Publisher : Elsevier - Science Direct (الزویر - ساینس دایرکت)
Journal : Economic Modelling, Volume 22, Issue 2, March 2005, Pages 347–387
The objective of this paper is to measure the growth of TFP in 36 sectors and the whole of the economy of Taiwan during 1978–1999 by using detailed sectoral data that are adjusted in order to account for input–output tables and the capital utilization rate. The major findings are as follows. First, for the Taiwan economy as a whole, the TFP growth rate is estimated to be 3.01% per annum during the whole of the 1978–1999 observation period, while it is estimated to be 2.95% after adjusting for the capital utilization rate. Second, the relative contribution of TFP adjusted during 1978–1999 for the capital utilization rate to output growth is found to be as high as 41.0%, which is close to the relative contribution of the capital input (46.2%) and much higher than the relative contribution of the labor input (12.8%). Consequently, the Krugman–Kim–Lau–Young hypothesis, i.e. the ‘input-driven growth’ hypothesis is found not to apply to Taiwan during 1978–1999. This finding reinforces the conclusions of Liang (1995) and Liang (2002).

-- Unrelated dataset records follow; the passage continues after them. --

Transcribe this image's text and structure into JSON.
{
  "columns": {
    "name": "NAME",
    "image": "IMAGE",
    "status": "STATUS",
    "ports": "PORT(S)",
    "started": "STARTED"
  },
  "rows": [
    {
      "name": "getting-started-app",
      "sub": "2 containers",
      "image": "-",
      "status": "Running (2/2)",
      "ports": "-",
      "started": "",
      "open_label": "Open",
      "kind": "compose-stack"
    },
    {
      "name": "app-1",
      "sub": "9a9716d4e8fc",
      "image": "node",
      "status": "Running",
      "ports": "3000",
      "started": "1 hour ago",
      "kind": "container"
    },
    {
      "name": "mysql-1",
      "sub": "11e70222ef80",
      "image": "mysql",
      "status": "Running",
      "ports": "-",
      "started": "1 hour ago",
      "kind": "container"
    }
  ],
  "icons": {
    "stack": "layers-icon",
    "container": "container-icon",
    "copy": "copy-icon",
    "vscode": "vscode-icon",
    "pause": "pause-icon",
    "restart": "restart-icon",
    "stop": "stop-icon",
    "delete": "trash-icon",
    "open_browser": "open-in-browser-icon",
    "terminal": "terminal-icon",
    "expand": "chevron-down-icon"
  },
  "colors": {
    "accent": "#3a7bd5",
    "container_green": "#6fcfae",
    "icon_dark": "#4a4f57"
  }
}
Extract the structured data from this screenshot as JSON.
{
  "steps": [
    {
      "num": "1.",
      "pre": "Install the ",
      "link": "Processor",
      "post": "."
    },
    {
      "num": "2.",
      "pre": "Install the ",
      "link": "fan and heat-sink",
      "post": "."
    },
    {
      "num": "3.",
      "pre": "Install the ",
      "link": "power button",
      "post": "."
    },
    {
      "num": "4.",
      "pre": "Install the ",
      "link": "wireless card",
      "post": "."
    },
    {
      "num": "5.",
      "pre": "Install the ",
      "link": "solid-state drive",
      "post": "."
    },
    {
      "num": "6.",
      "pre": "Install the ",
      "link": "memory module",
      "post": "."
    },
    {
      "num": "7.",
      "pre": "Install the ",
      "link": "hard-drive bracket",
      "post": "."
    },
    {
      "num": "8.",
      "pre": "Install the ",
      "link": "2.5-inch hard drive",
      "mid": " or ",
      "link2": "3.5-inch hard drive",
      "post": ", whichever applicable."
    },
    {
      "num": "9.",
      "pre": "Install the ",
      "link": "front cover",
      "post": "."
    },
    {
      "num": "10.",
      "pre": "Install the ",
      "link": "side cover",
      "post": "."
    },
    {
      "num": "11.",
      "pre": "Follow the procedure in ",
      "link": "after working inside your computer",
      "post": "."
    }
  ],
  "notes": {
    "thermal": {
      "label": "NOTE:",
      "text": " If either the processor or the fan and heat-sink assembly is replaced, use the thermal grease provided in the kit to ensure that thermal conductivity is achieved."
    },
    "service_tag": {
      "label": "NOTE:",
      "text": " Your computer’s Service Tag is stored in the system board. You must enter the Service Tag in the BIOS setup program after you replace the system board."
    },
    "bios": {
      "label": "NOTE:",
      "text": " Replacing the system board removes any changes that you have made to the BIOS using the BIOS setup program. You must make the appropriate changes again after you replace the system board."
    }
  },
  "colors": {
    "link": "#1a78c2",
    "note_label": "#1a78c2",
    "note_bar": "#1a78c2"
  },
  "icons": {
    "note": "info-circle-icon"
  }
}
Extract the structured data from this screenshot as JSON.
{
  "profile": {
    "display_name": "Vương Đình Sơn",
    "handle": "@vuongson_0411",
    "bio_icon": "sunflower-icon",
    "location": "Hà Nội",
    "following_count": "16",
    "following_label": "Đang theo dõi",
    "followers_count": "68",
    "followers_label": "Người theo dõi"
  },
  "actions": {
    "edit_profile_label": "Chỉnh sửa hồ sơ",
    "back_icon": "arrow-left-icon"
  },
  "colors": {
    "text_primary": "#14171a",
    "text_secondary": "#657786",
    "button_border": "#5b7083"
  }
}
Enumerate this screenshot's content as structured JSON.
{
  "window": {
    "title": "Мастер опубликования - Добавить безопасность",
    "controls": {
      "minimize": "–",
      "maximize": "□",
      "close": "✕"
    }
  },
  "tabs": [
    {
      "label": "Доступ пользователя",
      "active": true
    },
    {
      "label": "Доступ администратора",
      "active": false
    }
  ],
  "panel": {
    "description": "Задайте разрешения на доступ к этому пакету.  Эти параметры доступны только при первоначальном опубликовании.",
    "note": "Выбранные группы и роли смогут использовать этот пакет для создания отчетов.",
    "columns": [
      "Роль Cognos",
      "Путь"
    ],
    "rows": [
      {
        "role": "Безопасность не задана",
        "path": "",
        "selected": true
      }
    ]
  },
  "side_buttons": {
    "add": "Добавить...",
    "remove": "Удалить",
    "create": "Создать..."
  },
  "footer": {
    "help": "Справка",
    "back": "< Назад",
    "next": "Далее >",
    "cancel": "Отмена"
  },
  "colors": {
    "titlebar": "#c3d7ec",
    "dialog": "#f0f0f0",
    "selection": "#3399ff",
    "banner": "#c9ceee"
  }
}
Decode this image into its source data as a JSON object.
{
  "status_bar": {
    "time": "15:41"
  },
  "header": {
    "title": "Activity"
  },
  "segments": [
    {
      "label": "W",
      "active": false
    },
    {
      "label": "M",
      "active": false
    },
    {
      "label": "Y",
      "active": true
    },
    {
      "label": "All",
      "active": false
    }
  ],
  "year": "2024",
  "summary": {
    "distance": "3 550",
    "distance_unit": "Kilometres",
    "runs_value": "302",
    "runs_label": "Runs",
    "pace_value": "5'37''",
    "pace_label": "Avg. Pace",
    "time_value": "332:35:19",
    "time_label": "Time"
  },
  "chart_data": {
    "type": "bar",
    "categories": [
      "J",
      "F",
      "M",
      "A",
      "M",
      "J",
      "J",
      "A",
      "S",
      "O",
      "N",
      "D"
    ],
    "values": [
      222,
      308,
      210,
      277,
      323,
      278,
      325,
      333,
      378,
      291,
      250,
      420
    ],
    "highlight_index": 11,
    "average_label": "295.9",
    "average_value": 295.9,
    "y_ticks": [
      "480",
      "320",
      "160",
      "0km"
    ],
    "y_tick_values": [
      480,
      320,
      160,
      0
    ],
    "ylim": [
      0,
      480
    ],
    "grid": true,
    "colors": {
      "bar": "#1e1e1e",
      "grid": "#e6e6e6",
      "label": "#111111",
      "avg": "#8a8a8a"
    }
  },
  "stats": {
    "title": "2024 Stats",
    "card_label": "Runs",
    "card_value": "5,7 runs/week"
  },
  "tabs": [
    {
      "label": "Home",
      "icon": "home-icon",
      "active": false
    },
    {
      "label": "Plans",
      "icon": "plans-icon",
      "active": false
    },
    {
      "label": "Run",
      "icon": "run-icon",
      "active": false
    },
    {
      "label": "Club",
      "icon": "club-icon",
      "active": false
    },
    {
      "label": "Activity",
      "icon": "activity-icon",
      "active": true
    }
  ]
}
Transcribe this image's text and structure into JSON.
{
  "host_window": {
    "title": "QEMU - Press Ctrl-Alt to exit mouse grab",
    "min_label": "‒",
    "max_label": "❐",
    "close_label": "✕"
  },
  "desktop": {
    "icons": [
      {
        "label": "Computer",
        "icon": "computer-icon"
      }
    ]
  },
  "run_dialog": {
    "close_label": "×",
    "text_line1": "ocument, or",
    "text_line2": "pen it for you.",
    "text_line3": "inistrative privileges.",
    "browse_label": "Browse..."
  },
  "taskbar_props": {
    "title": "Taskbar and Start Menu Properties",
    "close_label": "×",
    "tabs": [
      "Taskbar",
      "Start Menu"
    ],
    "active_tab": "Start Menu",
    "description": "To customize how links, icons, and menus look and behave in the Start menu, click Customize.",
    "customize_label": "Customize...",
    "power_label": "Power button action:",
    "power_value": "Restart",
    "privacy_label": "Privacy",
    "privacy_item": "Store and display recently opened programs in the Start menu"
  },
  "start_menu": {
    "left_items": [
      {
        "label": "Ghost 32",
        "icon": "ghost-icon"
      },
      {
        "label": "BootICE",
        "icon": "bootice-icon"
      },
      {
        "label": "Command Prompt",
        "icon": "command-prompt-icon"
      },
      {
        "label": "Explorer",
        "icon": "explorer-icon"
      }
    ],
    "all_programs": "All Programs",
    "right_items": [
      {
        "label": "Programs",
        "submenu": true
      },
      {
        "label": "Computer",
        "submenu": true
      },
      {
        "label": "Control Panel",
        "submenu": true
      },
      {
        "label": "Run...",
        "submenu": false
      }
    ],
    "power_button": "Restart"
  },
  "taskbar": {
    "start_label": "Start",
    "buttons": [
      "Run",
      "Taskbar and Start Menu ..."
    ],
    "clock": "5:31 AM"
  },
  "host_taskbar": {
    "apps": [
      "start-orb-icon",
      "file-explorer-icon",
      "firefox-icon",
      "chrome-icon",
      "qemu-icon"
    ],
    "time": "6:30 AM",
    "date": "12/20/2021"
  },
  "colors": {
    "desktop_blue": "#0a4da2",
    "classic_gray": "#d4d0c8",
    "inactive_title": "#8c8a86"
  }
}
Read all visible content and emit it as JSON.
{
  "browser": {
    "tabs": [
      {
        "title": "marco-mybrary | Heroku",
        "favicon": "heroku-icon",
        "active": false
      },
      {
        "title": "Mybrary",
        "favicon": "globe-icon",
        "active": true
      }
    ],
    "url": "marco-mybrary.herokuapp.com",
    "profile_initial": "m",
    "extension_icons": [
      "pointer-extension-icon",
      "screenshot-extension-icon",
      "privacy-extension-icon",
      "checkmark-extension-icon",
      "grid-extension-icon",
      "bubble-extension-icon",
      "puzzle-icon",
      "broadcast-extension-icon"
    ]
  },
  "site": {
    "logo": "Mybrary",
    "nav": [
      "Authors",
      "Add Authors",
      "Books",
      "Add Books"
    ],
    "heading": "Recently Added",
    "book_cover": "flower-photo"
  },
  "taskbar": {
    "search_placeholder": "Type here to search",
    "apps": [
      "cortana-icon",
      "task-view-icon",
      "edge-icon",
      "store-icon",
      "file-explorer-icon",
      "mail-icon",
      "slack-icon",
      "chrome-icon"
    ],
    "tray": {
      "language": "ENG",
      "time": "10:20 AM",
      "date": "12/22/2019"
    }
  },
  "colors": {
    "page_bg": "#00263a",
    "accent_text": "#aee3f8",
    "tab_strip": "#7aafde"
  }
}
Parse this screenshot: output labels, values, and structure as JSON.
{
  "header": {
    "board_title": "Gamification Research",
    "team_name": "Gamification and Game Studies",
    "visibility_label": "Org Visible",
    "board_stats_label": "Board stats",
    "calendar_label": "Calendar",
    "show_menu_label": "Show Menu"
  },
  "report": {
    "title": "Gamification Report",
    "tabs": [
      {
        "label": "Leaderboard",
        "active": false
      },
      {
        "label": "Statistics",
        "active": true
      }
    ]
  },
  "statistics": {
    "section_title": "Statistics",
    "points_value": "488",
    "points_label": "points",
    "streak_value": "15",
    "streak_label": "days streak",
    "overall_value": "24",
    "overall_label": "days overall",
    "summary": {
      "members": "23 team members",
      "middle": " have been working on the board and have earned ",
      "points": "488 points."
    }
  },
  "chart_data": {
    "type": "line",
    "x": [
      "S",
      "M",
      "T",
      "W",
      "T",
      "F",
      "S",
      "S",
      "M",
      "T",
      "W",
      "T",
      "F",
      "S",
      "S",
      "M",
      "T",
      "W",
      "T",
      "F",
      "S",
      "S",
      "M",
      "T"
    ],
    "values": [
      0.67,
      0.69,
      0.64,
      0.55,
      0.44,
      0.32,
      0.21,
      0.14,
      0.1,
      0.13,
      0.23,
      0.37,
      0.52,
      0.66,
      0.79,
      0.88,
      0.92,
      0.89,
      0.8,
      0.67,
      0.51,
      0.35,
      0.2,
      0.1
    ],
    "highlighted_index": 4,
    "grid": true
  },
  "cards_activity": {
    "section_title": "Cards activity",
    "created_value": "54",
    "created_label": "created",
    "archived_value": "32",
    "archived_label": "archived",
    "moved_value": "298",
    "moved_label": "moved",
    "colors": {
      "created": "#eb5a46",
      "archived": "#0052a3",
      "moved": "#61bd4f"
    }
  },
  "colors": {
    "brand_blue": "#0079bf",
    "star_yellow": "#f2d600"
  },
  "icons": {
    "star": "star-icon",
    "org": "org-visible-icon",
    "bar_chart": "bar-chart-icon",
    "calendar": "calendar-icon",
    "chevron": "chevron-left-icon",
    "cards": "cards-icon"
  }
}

Since the 1950s, Taiwan's economic performance has attracted worldwide attention and has been a major source of pride at home. Over the past five decades, the average annual economic growth rate has been as high as 8.4%. More specifically, it has averaged 8.0% during the 1950s, 9.6% during the 1960s, 9.7% during the 1970s, 7.9% during the 1980s and 6.5% during the 1990s. Though the growth of the economy has been slowing down since the 1980s, this is actually not a major concern since an economy's growth level generally depends on the stage of its development. Nonetheless, Taiwan has certainly been undergoing dramatic structural changes. Alongside the phenomenal economic growth, the production costs have, on the one hand, been mounting at an even more rapid pace, which has resulted in the re-location of the so-called ‘traditional industries’ to the Southeast Asian countries and to mainland China since the mid 1980s. However, the advent of information technology has brought about the rapid growth of ‘high-tech’ companies in Taiwan. With such enormous changes, it is important to understand how Taiwan's different industries, both the survivors and the newcomers, have been affected, and to take the industrial changes into account when measuring productivity for the economy as a whole.
نتیجه گیری انگلیسی
The objective of this paper is to measure the growth of TFP in 36 sectors and the whole of the Taiwan economy during 1978–1999 by using detailed sectoral data adjusted for the input–output tables and the capital utilization rate. A comparison with other similar studies is also conducted for validating the results and reevaluating the argument of the Krugman–Kim–Lau–Young hypothesis. For this comparison, we employ the growth accounting approach and disaggregate the input data by means of translog indexation.